The Show on KJZZ

Maricopa County Superior Court Judge: Video Voting OK If Necessary Due To Disability

By Steve Goldstein, Lauren Gilger
Associated Press
Published: Tuesday, October 6, 2020 - 9:00am
Updated: Tuesday, March 16, 2021 - 12:57pm
Audio icon Download mp3 (8.17 MB)

Arizona election officials can allow voters to cast ballots through video conferencing if necessary to accommodate a disability, a judge ruled Monday.

Citing the COVID-19 pandemic, Maricopa County Recorder Adrian Fontes had sought a court order explicitly allowing “special election boards” to use video to assist voters in a hospital or long-term care facility who don't have a trusted relative or caregiver to help.
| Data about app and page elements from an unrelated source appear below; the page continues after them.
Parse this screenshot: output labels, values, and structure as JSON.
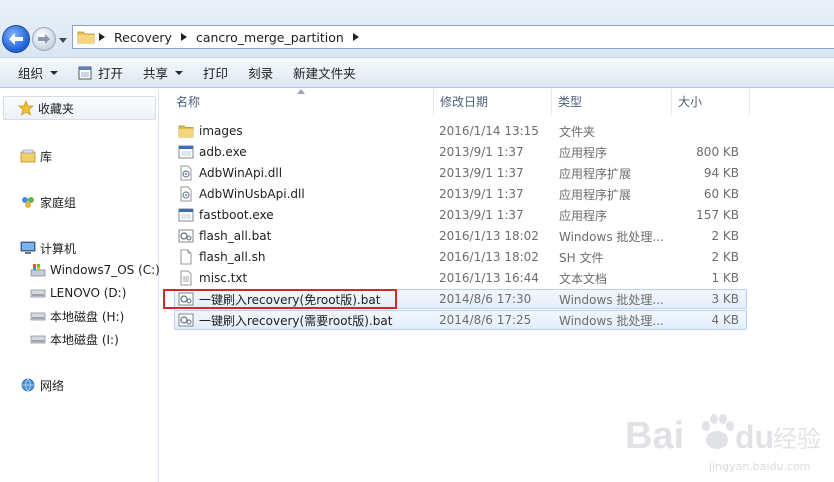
{
  "breadcrumb": [
    "Recovery",
    "cancro_merge_partition"
  ],
  "toolbar": {
    "organize": "组织",
    "open": "打开",
    "share": "共享",
    "print": "打印",
    "burn": "刻录",
    "new_folder": "新建文件夹"
  },
  "nav": {
    "favorites": "收藏夹",
    "libraries": "库",
    "homegroup": "家庭组",
    "computer": "计算机",
    "drives": [
      "Windows7_OS (C:)",
      "LENOVO (D:)",
      "本地磁盘 (H:)",
      "本地磁盘 (I:)"
    ],
    "network": "网络"
  },
  "columns": {
    "name": "名称",
    "modified": "修改日期",
    "type": "类型",
    "size": "大小"
  },
  "files": [
    {
      "name": "images",
      "date": "2016/1/14 13:15",
      "type": "文件夹",
      "size": "",
      "icon": "folder-icon"
    },
    {
      "name": "adb.exe",
      "date": "2013/9/1 1:37",
      "type": "应用程序",
      "size": "800 KB",
      "icon": "exe-icon"
    },
    {
      "name": "AdbWinApi.dll",
      "date": "2013/9/1 1:37",
      "type": "应用程序扩展",
      "size": "94 KB",
      "icon": "dll-icon"
    },
    {
      "name": "AdbWinUsbApi.dll",
      "date": "2013/9/1 1:37",
      "type": "应用程序扩展",
      "size": "60 KB",
      "icon": "dll-icon"
    },
    {
      "name": "fastboot.exe",
      "date": "2013/9/1 1:37",
      "type": "应用程序",
      "size": "157 KB",
      "icon": "exe-icon"
    },
    {
      "name": "flash_all.bat",
      "date": "2016/1/13 18:02",
      "type": "Windows 批处理...",
      "size": "2 KB",
      "icon": "bat-icon"
    },
    {
      "name": "flash_all.sh",
      "date": "2016/1/13 18:02",
      "type": "SH 文件",
      "size": "2 KB",
      "icon": "file-icon"
    },
    {
      "name": "misc.txt",
      "date": "2016/1/13 16:44",
      "type": "文本文档",
      "size": "1 KB",
      "icon": "txt-icon"
    },
    {
      "name": "一键刷入recovery(免root版).bat",
      "date": "2014/8/6 17:30",
      "type": "Windows 批处理...",
      "size": "3 KB",
      "icon": "bat-icon"
    },
    {
      "name": "一键刷入recovery(需要root版).bat",
      "date": "2014/8/6 17:25",
      "type": "Windows 批处理...",
      "size": "4 KB",
      "icon": "bat-icon"
    }
  ],
  "watermark": {
    "brand": "Bai",
    "brand2": "du",
    "cn": "经验",
    "url": "jingyan.baidu.com"
  }
}
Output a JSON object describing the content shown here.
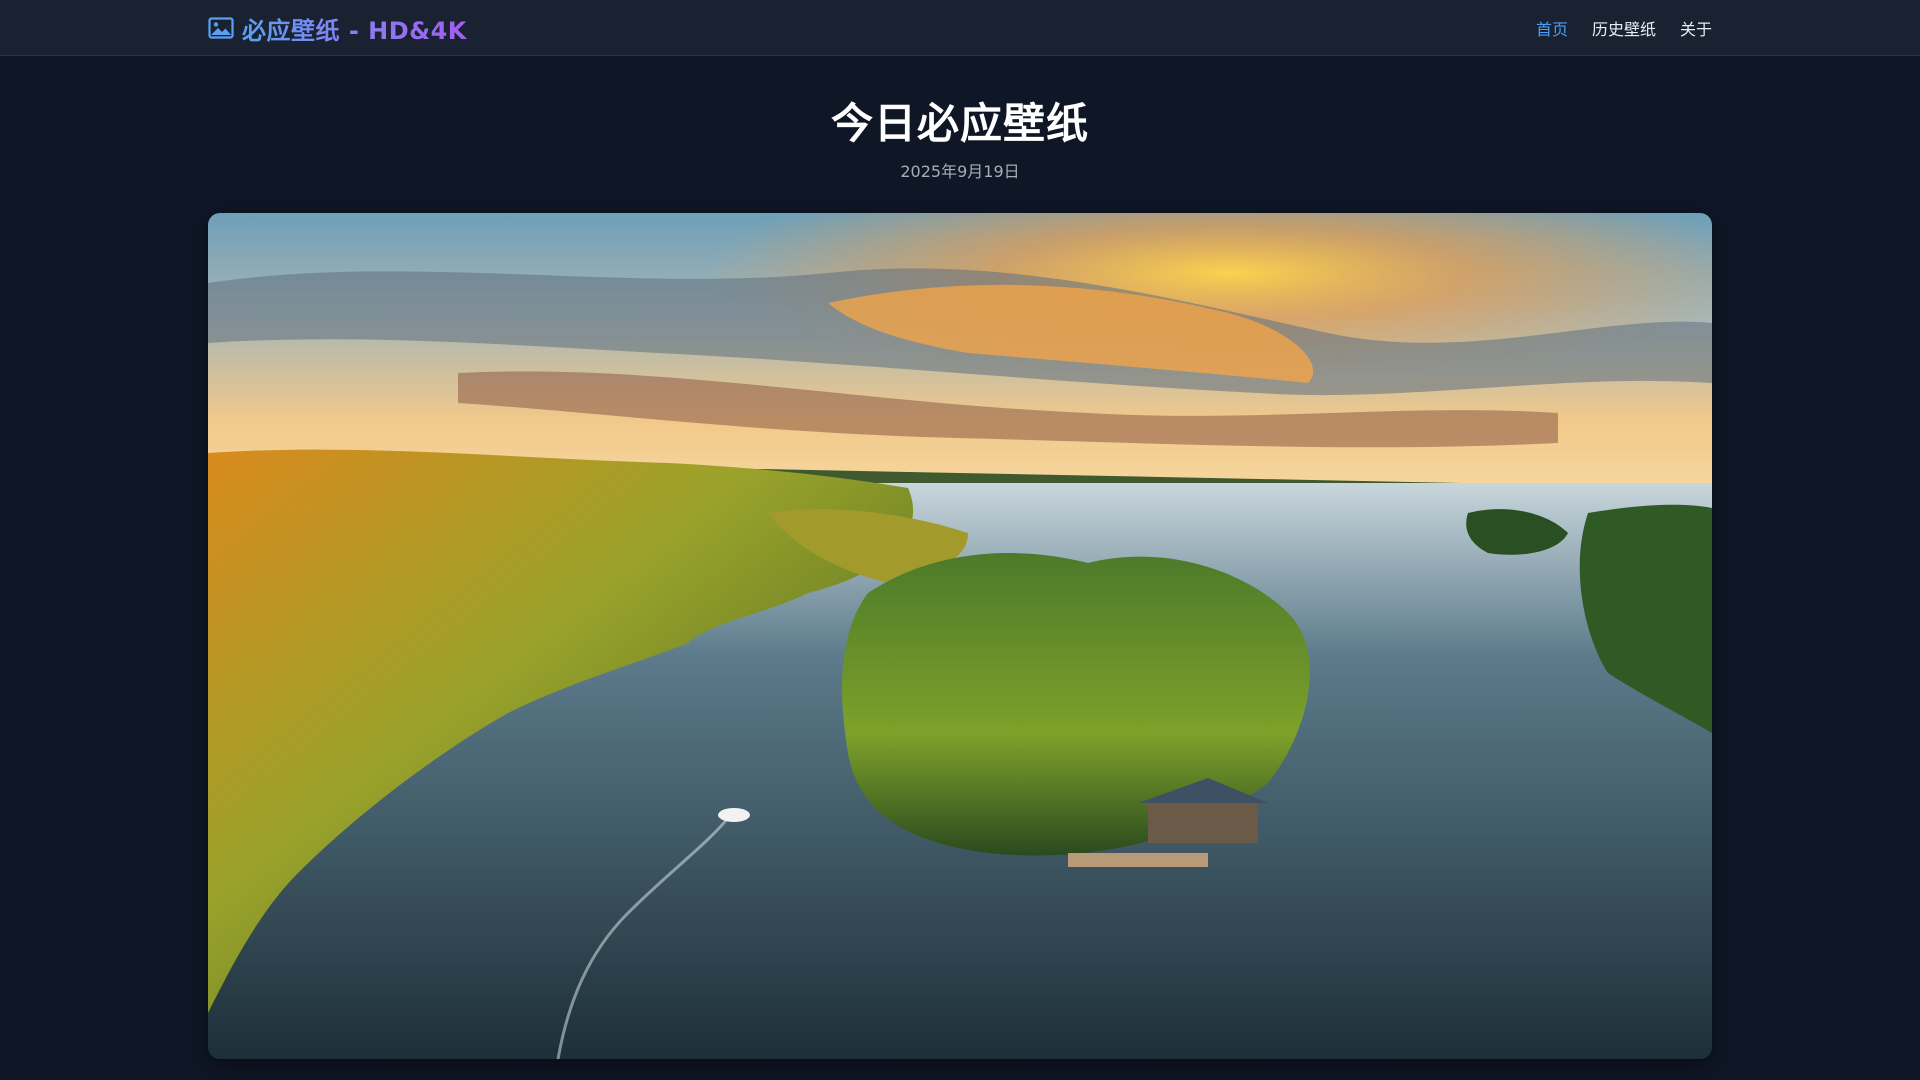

Gov. Doug Ducey and Attorney General Mark Brnovich, both Republicans, said that was illegal because special election boards must meet with the voter in person.

Maricopa County Superior Court Judge Randall Warner agreed that state law requires an in-person meeting. But he said that's trumped by a federal law requiring that voters with disabilities are accommodated. He declined to issue an order explicitly authorizing video voting, however, saying the determination must be made on a case-by-case basis.

“That does not mean the county recorder is free to use video voting whenever he wants or for any voter who asks,” Warner wrote. “(The law) still requires personal contact, and that statutory requirement only yields to federal law when necessary to allow a disabled person to vote.”

Bipartisan special election boards are a method of helping voters cast a ballot if they're unable to mark it themselves. One Republican and one Democrat deliver a ballot and fill it out according to the voter's instructions. To avoid potentially exposing vulnerable people to the coronavirus, Fontes, a Democrat, used video conferencing for 10 special election boards during the primaries in August.

Secretary of State Katie Hobbs, also a Democrat, issued guidance to all 15 county recorders with procedures for video voting. That prompted a tense exchange of letters between Hobbs and Ducey over the legality of the practice.

“This is a win for accessibility,” Fontes said in a statement. "We will continue to provide this option to the most vulnerable population of Maricopa County voters when necessary, ensuring compliance with all applicable law.”

A spokesman for Ducey, Ben Petersen, said the governor's office is reviewing the ruling.

The Show talked with Howard Fischer of Capitol Media Services about the decision.

More Stories From KJZZ

PoliticsThe Show Disability